So for instance, a lying liar used to be able to avoid the effect of a libel prohibition if the enactment was so broad or vague as to cover truthful speech–even though the Defendant in that hypothetical was not engaging in truthful speech. So critical-it was believed–was the First Amendment and the need to protect free speech that a dyed-in-the-wool fraudster could escape liability so long as a good guy might have been improperly caught in the same trap.
That’s what living in a free society looks like. Clear laws. Minimal restrictions on speech. And only where unconstitutional speech is the target–or a statute is truly narrowly tailored to a compelling governmental interest–can a content-specific enactment be enforced.
Here we have the bizarro world argument asserted by the Government–someone making constitutional speech that causes no harm is subject to a restriction on speech merely because some other bad actor might otherwise be permitted to make unconstitutional speech, or cause harm, without the restriction.
Stated alternatively, the Government asserts that the statute survives strict scrutiny “as applied” to the Defendant in one case, just because the statute might survive such scrutiny as applied to a different Defendant.
This stuff really makes me sad.
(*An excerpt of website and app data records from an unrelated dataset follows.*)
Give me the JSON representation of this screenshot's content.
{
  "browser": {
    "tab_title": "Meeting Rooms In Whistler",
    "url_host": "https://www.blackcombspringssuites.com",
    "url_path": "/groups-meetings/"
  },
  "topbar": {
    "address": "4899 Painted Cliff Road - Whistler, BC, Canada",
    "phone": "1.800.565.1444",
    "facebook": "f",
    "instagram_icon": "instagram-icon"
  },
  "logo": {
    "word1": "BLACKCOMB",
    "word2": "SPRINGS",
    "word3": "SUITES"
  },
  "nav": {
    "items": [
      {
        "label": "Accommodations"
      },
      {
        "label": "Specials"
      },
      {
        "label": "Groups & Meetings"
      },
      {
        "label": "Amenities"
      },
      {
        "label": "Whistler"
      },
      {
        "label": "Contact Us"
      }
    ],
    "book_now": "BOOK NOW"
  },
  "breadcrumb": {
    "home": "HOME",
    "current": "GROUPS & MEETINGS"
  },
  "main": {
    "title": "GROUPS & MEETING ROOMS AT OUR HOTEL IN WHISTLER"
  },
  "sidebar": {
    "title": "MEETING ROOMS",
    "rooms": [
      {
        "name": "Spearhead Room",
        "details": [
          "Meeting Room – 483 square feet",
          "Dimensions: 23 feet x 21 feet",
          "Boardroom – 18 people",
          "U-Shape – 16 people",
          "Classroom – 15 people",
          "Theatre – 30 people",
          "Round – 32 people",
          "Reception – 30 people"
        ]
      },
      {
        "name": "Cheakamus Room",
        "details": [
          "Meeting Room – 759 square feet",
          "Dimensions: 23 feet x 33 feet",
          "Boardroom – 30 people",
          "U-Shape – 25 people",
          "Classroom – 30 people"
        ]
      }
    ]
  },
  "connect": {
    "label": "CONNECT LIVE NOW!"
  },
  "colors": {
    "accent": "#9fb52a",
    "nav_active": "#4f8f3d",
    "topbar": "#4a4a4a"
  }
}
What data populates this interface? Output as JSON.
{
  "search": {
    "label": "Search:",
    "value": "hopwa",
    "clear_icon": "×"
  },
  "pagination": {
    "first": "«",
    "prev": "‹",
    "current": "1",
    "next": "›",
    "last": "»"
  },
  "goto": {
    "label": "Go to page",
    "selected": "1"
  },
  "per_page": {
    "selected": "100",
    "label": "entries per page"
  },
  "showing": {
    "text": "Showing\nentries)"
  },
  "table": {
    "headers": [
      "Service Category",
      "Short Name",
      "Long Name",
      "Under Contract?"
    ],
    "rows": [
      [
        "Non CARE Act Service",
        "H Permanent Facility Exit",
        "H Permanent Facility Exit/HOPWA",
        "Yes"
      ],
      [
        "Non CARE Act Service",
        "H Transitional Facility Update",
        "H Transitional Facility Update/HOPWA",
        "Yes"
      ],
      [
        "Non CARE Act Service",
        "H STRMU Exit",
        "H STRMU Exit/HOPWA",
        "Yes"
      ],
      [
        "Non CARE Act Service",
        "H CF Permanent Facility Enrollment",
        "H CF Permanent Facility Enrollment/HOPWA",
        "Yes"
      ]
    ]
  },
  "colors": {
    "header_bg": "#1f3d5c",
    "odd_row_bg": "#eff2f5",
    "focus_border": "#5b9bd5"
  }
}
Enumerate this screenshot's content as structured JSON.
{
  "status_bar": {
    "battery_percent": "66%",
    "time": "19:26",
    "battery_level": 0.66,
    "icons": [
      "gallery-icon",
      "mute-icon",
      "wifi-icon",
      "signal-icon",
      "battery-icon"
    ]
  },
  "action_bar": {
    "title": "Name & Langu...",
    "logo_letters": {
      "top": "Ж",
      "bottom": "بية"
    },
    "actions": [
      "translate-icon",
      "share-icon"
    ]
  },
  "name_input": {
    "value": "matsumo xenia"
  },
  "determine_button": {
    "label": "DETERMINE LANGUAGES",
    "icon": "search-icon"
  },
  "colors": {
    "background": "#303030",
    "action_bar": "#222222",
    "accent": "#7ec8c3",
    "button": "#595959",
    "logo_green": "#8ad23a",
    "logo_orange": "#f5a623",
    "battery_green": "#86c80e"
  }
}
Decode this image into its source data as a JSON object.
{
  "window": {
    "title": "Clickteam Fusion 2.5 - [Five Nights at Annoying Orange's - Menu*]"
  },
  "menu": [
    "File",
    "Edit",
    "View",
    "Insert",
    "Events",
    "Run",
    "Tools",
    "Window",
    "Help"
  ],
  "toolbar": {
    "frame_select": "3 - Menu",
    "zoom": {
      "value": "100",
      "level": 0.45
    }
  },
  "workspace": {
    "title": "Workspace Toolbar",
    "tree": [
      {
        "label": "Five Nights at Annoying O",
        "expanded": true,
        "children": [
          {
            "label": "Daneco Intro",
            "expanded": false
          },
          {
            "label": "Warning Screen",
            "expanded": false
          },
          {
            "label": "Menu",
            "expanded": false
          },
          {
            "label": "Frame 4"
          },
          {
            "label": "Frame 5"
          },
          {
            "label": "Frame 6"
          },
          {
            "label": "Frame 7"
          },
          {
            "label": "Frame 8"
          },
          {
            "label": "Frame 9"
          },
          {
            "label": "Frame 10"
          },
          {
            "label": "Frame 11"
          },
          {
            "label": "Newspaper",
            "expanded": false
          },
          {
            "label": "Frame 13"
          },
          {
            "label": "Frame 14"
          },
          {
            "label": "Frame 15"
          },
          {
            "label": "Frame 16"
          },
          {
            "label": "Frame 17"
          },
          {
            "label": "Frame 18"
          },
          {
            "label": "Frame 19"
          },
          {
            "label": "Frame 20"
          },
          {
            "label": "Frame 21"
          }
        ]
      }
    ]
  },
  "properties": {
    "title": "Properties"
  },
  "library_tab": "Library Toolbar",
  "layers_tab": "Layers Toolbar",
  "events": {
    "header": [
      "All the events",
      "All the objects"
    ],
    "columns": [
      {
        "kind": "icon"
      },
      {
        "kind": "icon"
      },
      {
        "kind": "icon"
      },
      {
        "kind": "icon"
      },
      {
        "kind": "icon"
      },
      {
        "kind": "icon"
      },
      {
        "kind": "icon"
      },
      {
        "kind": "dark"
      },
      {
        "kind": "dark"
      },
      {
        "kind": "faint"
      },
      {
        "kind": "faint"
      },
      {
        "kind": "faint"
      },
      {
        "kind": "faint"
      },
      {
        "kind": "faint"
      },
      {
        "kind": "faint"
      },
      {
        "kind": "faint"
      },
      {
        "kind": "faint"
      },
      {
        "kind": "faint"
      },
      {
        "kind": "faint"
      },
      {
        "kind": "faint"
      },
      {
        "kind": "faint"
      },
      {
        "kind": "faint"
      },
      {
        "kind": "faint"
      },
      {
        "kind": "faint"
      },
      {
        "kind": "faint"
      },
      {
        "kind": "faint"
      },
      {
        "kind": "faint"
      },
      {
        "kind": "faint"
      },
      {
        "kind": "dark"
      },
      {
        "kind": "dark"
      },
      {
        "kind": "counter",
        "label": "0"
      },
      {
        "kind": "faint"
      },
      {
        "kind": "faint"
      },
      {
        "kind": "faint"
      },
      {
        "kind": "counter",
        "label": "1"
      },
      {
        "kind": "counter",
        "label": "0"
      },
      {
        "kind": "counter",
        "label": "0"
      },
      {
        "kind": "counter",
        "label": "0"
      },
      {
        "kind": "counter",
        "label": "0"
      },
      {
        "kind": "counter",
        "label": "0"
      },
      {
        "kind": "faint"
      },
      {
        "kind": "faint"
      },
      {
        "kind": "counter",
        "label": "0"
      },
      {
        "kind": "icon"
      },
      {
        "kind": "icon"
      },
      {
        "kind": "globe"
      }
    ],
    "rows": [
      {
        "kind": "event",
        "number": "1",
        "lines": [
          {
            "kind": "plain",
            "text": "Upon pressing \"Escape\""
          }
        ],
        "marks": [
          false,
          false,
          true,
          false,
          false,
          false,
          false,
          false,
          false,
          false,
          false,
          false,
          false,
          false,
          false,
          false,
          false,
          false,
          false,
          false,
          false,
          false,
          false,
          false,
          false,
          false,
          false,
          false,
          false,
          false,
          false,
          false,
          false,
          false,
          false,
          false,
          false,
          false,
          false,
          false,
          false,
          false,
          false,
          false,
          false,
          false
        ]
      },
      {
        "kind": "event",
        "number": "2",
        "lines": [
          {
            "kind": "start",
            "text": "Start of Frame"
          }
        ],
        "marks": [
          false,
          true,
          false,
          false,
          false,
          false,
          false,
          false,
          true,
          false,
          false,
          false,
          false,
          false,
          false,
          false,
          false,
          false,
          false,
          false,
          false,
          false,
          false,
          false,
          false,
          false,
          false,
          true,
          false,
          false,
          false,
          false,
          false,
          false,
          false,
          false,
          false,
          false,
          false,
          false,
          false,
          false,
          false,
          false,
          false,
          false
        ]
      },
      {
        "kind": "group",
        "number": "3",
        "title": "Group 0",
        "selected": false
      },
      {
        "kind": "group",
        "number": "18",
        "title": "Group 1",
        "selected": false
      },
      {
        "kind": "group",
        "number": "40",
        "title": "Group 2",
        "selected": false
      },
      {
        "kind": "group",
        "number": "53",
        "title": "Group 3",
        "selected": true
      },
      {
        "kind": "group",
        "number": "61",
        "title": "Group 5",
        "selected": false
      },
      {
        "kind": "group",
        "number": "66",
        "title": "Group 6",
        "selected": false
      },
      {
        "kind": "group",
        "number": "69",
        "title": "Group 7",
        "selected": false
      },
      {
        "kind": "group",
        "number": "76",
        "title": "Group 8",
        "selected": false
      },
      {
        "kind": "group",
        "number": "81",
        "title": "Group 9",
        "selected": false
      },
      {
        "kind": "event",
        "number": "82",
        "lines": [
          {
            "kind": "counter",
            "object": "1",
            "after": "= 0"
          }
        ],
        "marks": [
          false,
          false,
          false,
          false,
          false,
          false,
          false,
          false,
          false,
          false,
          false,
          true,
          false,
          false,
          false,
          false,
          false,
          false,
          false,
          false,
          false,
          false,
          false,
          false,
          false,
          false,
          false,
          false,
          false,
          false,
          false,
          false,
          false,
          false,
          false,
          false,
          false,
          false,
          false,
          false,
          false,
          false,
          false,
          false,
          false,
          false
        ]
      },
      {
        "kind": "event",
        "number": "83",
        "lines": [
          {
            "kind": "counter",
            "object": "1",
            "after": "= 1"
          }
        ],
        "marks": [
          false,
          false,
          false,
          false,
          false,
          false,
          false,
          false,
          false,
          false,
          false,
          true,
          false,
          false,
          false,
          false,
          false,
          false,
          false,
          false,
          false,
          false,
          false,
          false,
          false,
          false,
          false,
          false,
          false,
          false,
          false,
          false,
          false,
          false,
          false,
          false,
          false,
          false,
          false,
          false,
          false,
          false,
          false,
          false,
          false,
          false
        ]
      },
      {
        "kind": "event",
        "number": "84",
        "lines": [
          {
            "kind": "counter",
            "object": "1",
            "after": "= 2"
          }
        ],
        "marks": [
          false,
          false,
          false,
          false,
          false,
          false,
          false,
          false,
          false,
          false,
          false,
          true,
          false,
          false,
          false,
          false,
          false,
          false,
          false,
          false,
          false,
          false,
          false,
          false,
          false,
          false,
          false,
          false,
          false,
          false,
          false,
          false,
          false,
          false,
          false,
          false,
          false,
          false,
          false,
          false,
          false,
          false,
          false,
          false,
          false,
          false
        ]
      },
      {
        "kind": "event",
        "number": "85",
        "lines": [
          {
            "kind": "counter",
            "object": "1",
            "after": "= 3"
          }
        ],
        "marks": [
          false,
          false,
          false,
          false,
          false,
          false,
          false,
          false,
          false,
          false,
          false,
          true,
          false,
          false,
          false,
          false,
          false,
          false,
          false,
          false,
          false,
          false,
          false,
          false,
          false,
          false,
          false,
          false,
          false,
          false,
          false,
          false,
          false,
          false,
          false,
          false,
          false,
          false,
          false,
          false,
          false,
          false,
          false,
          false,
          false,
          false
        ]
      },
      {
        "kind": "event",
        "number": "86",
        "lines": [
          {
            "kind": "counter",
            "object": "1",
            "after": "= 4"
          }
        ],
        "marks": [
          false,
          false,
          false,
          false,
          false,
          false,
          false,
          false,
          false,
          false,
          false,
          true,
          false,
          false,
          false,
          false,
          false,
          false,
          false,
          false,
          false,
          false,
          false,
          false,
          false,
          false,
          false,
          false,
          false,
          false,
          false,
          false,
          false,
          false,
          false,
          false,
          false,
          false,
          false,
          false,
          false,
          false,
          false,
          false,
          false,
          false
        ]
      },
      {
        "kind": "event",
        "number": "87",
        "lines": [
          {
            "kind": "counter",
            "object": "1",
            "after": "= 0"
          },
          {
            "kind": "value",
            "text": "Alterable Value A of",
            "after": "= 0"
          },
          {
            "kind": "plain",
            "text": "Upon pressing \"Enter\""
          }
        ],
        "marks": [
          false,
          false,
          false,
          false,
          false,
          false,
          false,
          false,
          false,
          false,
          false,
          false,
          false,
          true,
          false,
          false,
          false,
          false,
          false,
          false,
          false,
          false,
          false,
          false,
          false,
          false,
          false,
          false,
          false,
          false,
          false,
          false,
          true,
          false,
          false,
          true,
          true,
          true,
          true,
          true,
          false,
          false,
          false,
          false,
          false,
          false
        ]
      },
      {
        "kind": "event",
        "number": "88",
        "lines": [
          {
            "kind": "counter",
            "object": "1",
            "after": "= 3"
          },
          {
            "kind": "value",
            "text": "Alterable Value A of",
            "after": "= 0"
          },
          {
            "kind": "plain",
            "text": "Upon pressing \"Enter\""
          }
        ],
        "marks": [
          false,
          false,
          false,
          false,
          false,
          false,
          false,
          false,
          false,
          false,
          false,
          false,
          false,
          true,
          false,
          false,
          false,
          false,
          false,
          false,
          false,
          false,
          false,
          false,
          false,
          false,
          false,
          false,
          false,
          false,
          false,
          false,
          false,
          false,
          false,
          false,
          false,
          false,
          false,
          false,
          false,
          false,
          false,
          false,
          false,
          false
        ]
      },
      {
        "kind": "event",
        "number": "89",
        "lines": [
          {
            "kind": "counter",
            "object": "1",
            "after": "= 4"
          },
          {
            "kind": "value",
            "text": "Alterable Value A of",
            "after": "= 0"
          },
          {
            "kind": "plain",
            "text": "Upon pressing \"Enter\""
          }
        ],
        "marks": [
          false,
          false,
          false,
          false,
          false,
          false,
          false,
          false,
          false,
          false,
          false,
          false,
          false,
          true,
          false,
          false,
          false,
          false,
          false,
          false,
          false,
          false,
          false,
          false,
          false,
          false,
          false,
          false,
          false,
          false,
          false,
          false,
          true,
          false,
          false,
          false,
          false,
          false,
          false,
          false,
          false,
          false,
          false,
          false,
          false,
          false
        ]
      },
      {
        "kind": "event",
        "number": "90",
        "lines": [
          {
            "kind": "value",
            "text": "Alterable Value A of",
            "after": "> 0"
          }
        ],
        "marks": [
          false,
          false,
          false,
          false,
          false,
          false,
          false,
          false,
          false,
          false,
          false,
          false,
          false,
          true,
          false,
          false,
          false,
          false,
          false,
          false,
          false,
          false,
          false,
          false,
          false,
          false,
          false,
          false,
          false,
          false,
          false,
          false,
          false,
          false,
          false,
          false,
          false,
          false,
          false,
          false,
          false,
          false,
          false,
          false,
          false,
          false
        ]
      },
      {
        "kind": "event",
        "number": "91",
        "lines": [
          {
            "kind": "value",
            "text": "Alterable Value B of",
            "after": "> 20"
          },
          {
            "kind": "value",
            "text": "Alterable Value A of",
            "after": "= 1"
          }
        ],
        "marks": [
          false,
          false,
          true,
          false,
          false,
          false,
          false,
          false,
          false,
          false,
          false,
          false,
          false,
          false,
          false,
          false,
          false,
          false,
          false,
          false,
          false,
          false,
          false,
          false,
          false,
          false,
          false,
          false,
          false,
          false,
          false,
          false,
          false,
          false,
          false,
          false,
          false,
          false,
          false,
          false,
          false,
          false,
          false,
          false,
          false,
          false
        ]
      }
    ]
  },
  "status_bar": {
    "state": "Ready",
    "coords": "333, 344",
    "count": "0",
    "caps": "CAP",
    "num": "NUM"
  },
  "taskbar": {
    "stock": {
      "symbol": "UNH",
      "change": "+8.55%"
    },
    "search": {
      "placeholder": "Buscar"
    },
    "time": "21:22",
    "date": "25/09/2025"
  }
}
I’m a big “free society” guy. And I’m a true believer that freedom doesn’t just come from our men at arms–brave though they are–it also (perhaps mostly) comes from constitutional lawyers and judges doing the right thing to protect our society from potential government encroachment on our liberties. And it takes folks seeing the big picture to make sure we don’t lose our freedoms bit by bit.
Encroachment ALWAYS happens in small steps and is usually enabled by “common sense” needs–like stopping abusive debt collection tactics or unwanted robocalls. No one comes down and says “give me all your freedom.” Rather the government says–“hate xy or z? Well hand me some of your rights and we’ll take care of that for you.”
So when we unthinkingly throw out (or water down) critical constitutional doctrines that protect our freedom and everything that it means to be an American so as to (for instance) stretch the FDCPA to prevent sterile disclosures to a mail vendor…. we are literally engaging in the handiwork of despotism.
That’s just crummy.
Now look, I’m not saying the AUSAs that submitted this brief are bad people. But the big picture is definitely being missed when a brief is submitted that suggests Huntein survives strict scrutiny. It doesn’t. And the government doesn’t have to go that far to defend the statute.
I had SO MUCH respect for the solicitor general’s office’s decision to abandon the strict scrutiny angle in defending the TCPA before the Supreme Court in AAPC. I hope the Government re-thinks its position here as well, either in this case or in future litigation.
Upholding Hunstein just isn’t worth stripping down strict scrutiny like this, guys.
It just isn’t.